## WHAT YOU WILL DO
Your answer is every line of the material below in which the string "this" occurs.
■ ■ ■ ■
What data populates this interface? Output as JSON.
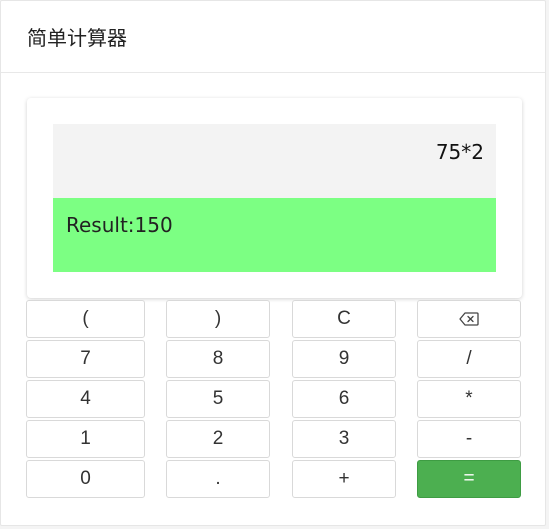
{
  "app": {
    "title": "简单计算器"
  },
  "display": {
    "expression": "75*2",
    "result": "Result:150"
  },
  "keys": {
    "open_paren": "(",
    "close_paren": ")",
    "clear": "C",
    "backspace_icon": "backspace-icon",
    "seven": "7",
    "eight": "8",
    "nine": "9",
    "divide": "/",
    "four": "4",
    "five": "5",
    "six": "6",
    "multiply": "*",
    "one": "1",
    "two": "2",
    "three": "3",
    "minus": "-",
    "zero": "0",
    "dot": ".",
    "plus": "+",
    "equals": "="
  },
  "colors": {
    "result_bg": "#7cff83",
    "expression_bg": "#f3f3f3",
    "equals_bg": "#4caf50"
  }
}
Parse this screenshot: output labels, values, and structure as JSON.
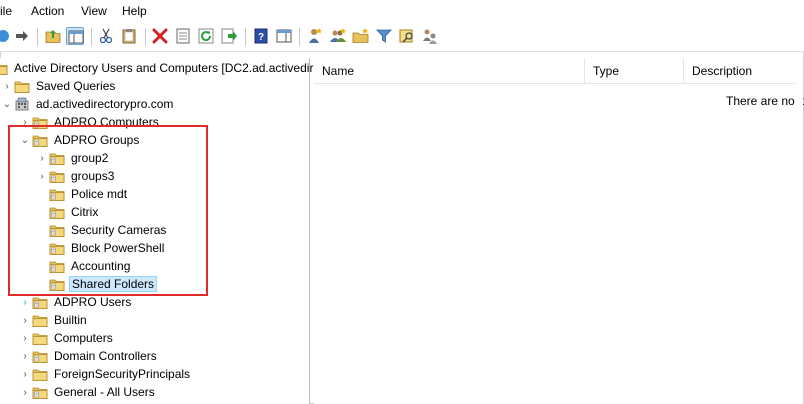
{
  "menu": {
    "file": "ile",
    "action": "Action",
    "view": "View",
    "help": "Help"
  },
  "toolbar": {
    "buttons": [
      "back-icon",
      "forward-icon",
      "up-folder-icon",
      "show-tree-icon",
      "cut-icon",
      "clipboard-icon",
      "delete-icon",
      "properties-icon",
      "refresh-icon",
      "export-icon",
      "help-icon",
      "console-icon",
      "new-user-icon",
      "new-group-icon",
      "new-ou-icon",
      "filter-icon",
      "find-icon",
      "add-to-group-icon"
    ]
  },
  "tree": {
    "root": "Active Directory Users and Computers [DC2.ad.activedir",
    "saved_queries": "Saved Queries",
    "domain": "ad.activedirectorypro.com",
    "nodes": {
      "adpro_computers": "ADPRO Computers",
      "adpro_groups": "ADPRO Groups",
      "group2": "group2",
      "groups3": "groups3",
      "police_mdt": "Police mdt",
      "citrix": "Citrix",
      "security_cameras": "Security Cameras",
      "block_powershell": "Block PowerShell",
      "accounting": "Accounting",
      "shared_folders": "Shared Folders",
      "adpro_users": "ADPRO Users",
      "builtin": "Builtin",
      "computers": "Computers",
      "domain_controllers": "Domain Controllers",
      "foreign_security_principals": "ForeignSecurityPrincipals",
      "general_all_users": "General - All Users"
    }
  },
  "list": {
    "columns": {
      "name": "Name",
      "type": "Type",
      "description": "Description"
    },
    "empty_message": "There are no it"
  },
  "colors": {
    "highlight_box": "#e02b2b",
    "selection": "#cce8ff",
    "folder": "#e8c15a"
  }
}
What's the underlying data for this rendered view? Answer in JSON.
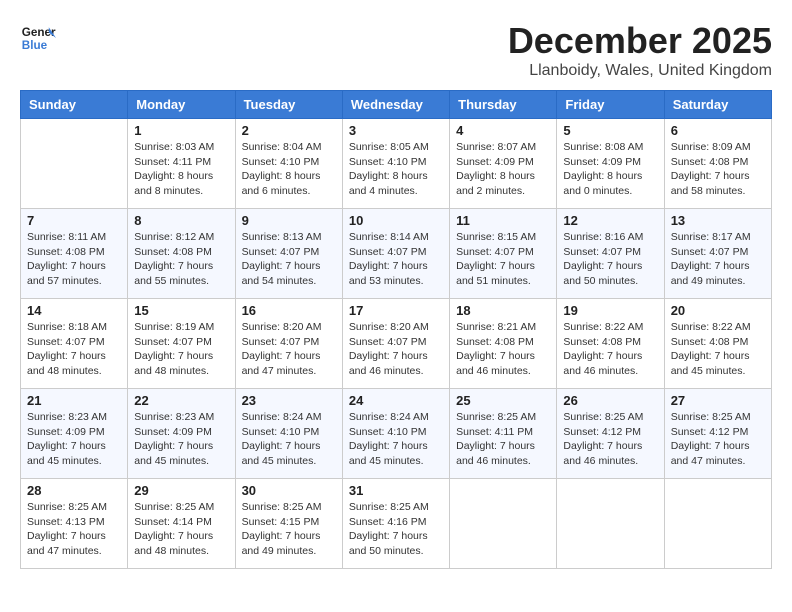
{
  "header": {
    "logo_line1": "General",
    "logo_line2": "Blue",
    "month": "December 2025",
    "location": "Llanboidy, Wales, United Kingdom"
  },
  "days": [
    "Sunday",
    "Monday",
    "Tuesday",
    "Wednesday",
    "Thursday",
    "Friday",
    "Saturday"
  ],
  "weeks": [
    [
      {
        "date": "",
        "sunrise": "",
        "sunset": "",
        "daylight": ""
      },
      {
        "date": "1",
        "sunrise": "8:03 AM",
        "sunset": "4:11 PM",
        "daylight": "8 hours and 8 minutes."
      },
      {
        "date": "2",
        "sunrise": "8:04 AM",
        "sunset": "4:10 PM",
        "daylight": "8 hours and 6 minutes."
      },
      {
        "date": "3",
        "sunrise": "8:05 AM",
        "sunset": "4:10 PM",
        "daylight": "8 hours and 4 minutes."
      },
      {
        "date": "4",
        "sunrise": "8:07 AM",
        "sunset": "4:09 PM",
        "daylight": "8 hours and 2 minutes."
      },
      {
        "date": "5",
        "sunrise": "8:08 AM",
        "sunset": "4:09 PM",
        "daylight": "8 hours and 0 minutes."
      },
      {
        "date": "6",
        "sunrise": "8:09 AM",
        "sunset": "4:08 PM",
        "daylight": "7 hours and 58 minutes."
      }
    ],
    [
      {
        "date": "7",
        "sunrise": "8:11 AM",
        "sunset": "4:08 PM",
        "daylight": "7 hours and 57 minutes."
      },
      {
        "date": "8",
        "sunrise": "8:12 AM",
        "sunset": "4:08 PM",
        "daylight": "7 hours and 55 minutes."
      },
      {
        "date": "9",
        "sunrise": "8:13 AM",
        "sunset": "4:07 PM",
        "daylight": "7 hours and 54 minutes."
      },
      {
        "date": "10",
        "sunrise": "8:14 AM",
        "sunset": "4:07 PM",
        "daylight": "7 hours and 53 minutes."
      },
      {
        "date": "11",
        "sunrise": "8:15 AM",
        "sunset": "4:07 PM",
        "daylight": "7 hours and 51 minutes."
      },
      {
        "date": "12",
        "sunrise": "8:16 AM",
        "sunset": "4:07 PM",
        "daylight": "7 hours and 50 minutes."
      },
      {
        "date": "13",
        "sunrise": "8:17 AM",
        "sunset": "4:07 PM",
        "daylight": "7 hours and 49 minutes."
      }
    ],
    [
      {
        "date": "14",
        "sunrise": "8:18 AM",
        "sunset": "4:07 PM",
        "daylight": "7 hours and 48 minutes."
      },
      {
        "date": "15",
        "sunrise": "8:19 AM",
        "sunset": "4:07 PM",
        "daylight": "7 hours and 48 minutes."
      },
      {
        "date": "16",
        "sunrise": "8:20 AM",
        "sunset": "4:07 PM",
        "daylight": "7 hours and 47 minutes."
      },
      {
        "date": "17",
        "sunrise": "8:20 AM",
        "sunset": "4:07 PM",
        "daylight": "7 hours and 46 minutes."
      },
      {
        "date": "18",
        "sunrise": "8:21 AM",
        "sunset": "4:08 PM",
        "daylight": "7 hours and 46 minutes."
      },
      {
        "date": "19",
        "sunrise": "8:22 AM",
        "sunset": "4:08 PM",
        "daylight": "7 hours and 46 minutes."
      },
      {
        "date": "20",
        "sunrise": "8:22 AM",
        "sunset": "4:08 PM",
        "daylight": "7 hours and 45 minutes."
      }
    ],
    [
      {
        "date": "21",
        "sunrise": "8:23 AM",
        "sunset": "4:09 PM",
        "daylight": "7 hours and 45 minutes."
      },
      {
        "date": "22",
        "sunrise": "8:23 AM",
        "sunset": "4:09 PM",
        "daylight": "7 hours and 45 minutes."
      },
      {
        "date": "23",
        "sunrise": "8:24 AM",
        "sunset": "4:10 PM",
        "daylight": "7 hours and 45 minutes."
      },
      {
        "date": "24",
        "sunrise": "8:24 AM",
        "sunset": "4:10 PM",
        "daylight": "7 hours and 45 minutes."
      },
      {
        "date": "25",
        "sunrise": "8:25 AM",
        "sunset": "4:11 PM",
        "daylight": "7 hours and 46 minutes."
      },
      {
        "date": "26",
        "sunrise": "8:25 AM",
        "sunset": "4:12 PM",
        "daylight": "7 hours and 46 minutes."
      },
      {
        "date": "27",
        "sunrise": "8:25 AM",
        "sunset": "4:12 PM",
        "daylight": "7 hours and 47 minutes."
      }
    ],
    [
      {
        "date": "28",
        "sunrise": "8:25 AM",
        "sunset": "4:13 PM",
        "daylight": "7 hours and 47 minutes."
      },
      {
        "date": "29",
        "sunrise": "8:25 AM",
        "sunset": "4:14 PM",
        "daylight": "7 hours and 48 minutes."
      },
      {
        "date": "30",
        "sunrise": "8:25 AM",
        "sunset": "4:15 PM",
        "daylight": "7 hours and 49 minutes."
      },
      {
        "date": "31",
        "sunrise": "8:25 AM",
        "sunset": "4:16 PM",
        "daylight": "7 hours and 50 minutes."
      },
      {
        "date": "",
        "sunrise": "",
        "sunset": "",
        "daylight": ""
      },
      {
        "date": "",
        "sunrise": "",
        "sunset": "",
        "daylight": ""
      },
      {
        "date": "",
        "sunrise": "",
        "sunset": "",
        "daylight": ""
      }
    ]
  ]
}
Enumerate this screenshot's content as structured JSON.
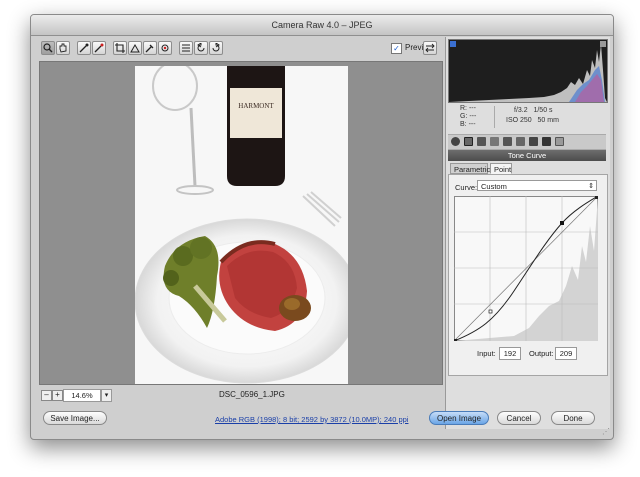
{
  "window": {
    "title": "Camera Raw 4.0  –  JPEG"
  },
  "toolbar": {
    "tools": [
      "zoom-tool-icon",
      "hand-tool-icon",
      "white-balance-tool-icon",
      "color-sampler-icon",
      "crop-tool-icon",
      "straighten-tool-icon",
      "retouch-tool-icon",
      "red-eye-icon",
      "preferences-icon",
      "rotate-left-icon",
      "rotate-right-icon"
    ],
    "preview_label": "Preview",
    "preview_checked": "✓"
  },
  "status": {
    "zoom_value": "14.6%",
    "zoom_minus": "–",
    "zoom_plus": "+",
    "filename": "DSC_0596_1.JPG",
    "bottle_label": "HARMONT"
  },
  "info": {
    "r_label": "R:",
    "g_label": "G:",
    "b_label": "B:",
    "r_value": "---",
    "g_value": "---",
    "b_value": "---",
    "aperture": "f/3.2",
    "shutter": "1/50 s",
    "iso": "ISO 250",
    "focal": "50 mm"
  },
  "panel": {
    "section_title": "Tone Curve",
    "tabs": [
      "Parametric",
      "Point"
    ],
    "curve_label": "Curve:",
    "curve_value": "Custom",
    "input_label": "Input:",
    "input_value": "192",
    "output_label": "Output:",
    "output_value": "209"
  },
  "bottom": {
    "save_label": "Save Image...",
    "info_link": "Adobe RGB (1998); 8 bit; 2592 by 3872 (10.0MP); 240 ppi",
    "open_label": "Open Image",
    "cancel_label": "Cancel",
    "done_label": "Done"
  },
  "colors": {
    "accent": "#6aa5e6",
    "canvas_bg": "#8f8f8f",
    "panel_bg": "#dedede"
  }
}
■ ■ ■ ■
## EXERCISE OUTPUT
What data populates this interface? Output as JSON.
Parse this screenshot: output labels, values, and structure as JSON.
What's the underlying data for this rendered view? Answer in JSON.
Enumerate this screenshot's content as structured JSON.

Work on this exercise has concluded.